▶ The data
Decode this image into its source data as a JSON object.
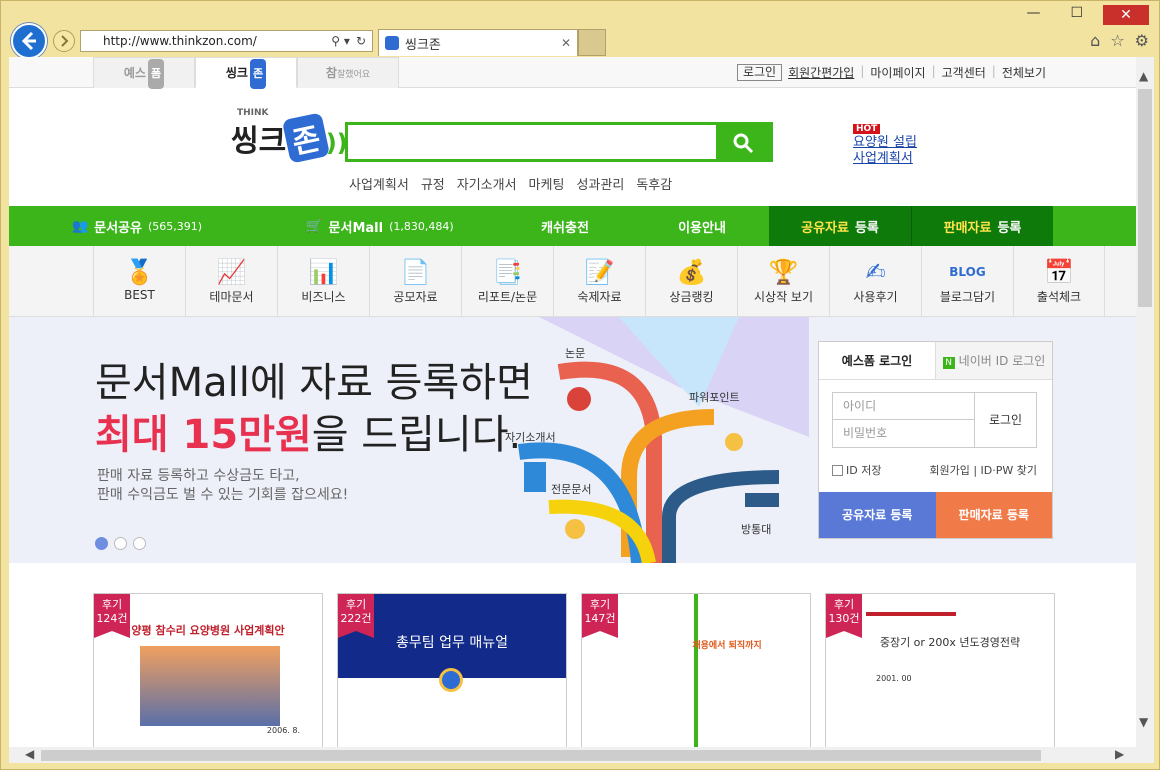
{
  "browser": {
    "url": "http://www.thinkzon.com/",
    "tab_title": "씽크존",
    "window_controls": {
      "minimize": "—",
      "maximize": "☐",
      "close": "✕"
    }
  },
  "site": {
    "site_tabs": [
      {
        "label": "예스",
        "badge": "폼"
      },
      {
        "label": "씽크",
        "badge": "존"
      },
      {
        "label": "참",
        "badge": "잘했어요"
      }
    ],
    "top_links": {
      "login": "로그인",
      "join": "회원간편가입",
      "mypage": "마이페이지",
      "support": "고객센터",
      "all": "전체보기"
    },
    "logo": {
      "think": "THINK",
      "main": "씽크",
      "zon": "존"
    },
    "search": {
      "value": ""
    },
    "keywords": [
      "사업계획서",
      "규정",
      "자기소개서",
      "마케팅",
      "성과관리",
      "독후감"
    ],
    "hot": {
      "badge": "HOT",
      "link1": "요양원 설립",
      "link2": "사업계획서"
    },
    "gnav": {
      "share": {
        "label": "문서공유",
        "count": "(565,391)"
      },
      "mall": {
        "label": "문서Mall",
        "count": "(1,830,484)"
      },
      "charge": "캐쉬충전",
      "guide": "이용안내",
      "share_reg": {
        "a": "공유자료",
        "b": "등록"
      },
      "sale_reg": {
        "a": "판매자료",
        "b": "등록"
      }
    },
    "categories": [
      {
        "label": "BEST",
        "icon": "medal-icon"
      },
      {
        "label": "테마문서",
        "icon": "chart-board-icon"
      },
      {
        "label": "비즈니스",
        "icon": "bar-chart-icon"
      },
      {
        "label": "공모자료",
        "icon": "document-star-icon"
      },
      {
        "label": "리포트/논문",
        "icon": "report-clock-icon"
      },
      {
        "label": "숙제자료",
        "icon": "pencil-doc-icon"
      },
      {
        "label": "상금랭킹",
        "icon": "money-icon"
      },
      {
        "label": "시상작 보기",
        "icon": "trophy-icon"
      },
      {
        "label": "사용후기",
        "icon": "handwriting-icon"
      },
      {
        "label": "블로그담기",
        "icon": "blog-icon"
      },
      {
        "label": "출석체크",
        "icon": "calendar-icon"
      }
    ],
    "banner": {
      "line1": "문서Mall에 자료 등록하면",
      "line2_red": "최대 15만원",
      "line2_rest": "을 드립니다.",
      "sub1": "판매 자료 등록하고 수상금도 타고,",
      "sub2": "판매 수익금도 벌 수 있는 기회를 잡으세요!",
      "tree_labels": {
        "paper": "논문",
        "ppt": "파워포인트",
        "intro": "자기소개서",
        "expert": "전문문서",
        "cyber": "방통대"
      }
    },
    "login": {
      "tab_yesform": "예스폼 로그인",
      "tab_naver_badge": "N",
      "tab_naver": "네이버 ID 로그인",
      "id_placeholder": "아이디",
      "pw_placeholder": "비밀번호",
      "button": "로그인",
      "save_id": "ID 저장",
      "join_find": "회원가입 | ID·PW 찾기",
      "share_btn": "공유자료 등록",
      "sale_btn": "판매자료 등록"
    },
    "docs": [
      {
        "ribbon_a": "후기",
        "ribbon_b": "124건",
        "title": "양평 참수리 요양병원 사업계획안",
        "foot": "2006. 8."
      },
      {
        "ribbon_a": "후기",
        "ribbon_b": "222건",
        "title": "총무팀 업무 매뉴얼",
        "foot": ""
      },
      {
        "ribbon_a": "후기",
        "ribbon_b": "147건",
        "title": "채용에서 퇴직까지",
        "foot": ""
      },
      {
        "ribbon_a": "후기",
        "ribbon_b": "130건",
        "title": "중장기 or 200x 년도경영전략",
        "foot": "2001. 00"
      }
    ]
  }
}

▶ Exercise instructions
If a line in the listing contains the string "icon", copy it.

▶ Solved problem
        "icon": "medal-icon"
        "icon": "chart-board-icon"
        "icon": "bar-chart-icon"
        "icon": "document-star-icon"
        "icon": "report-clock-icon"
        "icon": "pencil-doc-icon"
        "icon": "money-icon"
        "icon": "trophy-icon"
        "icon": "handwriting-icon"
        "icon": "blog-icon"
        "icon": "calendar-icon"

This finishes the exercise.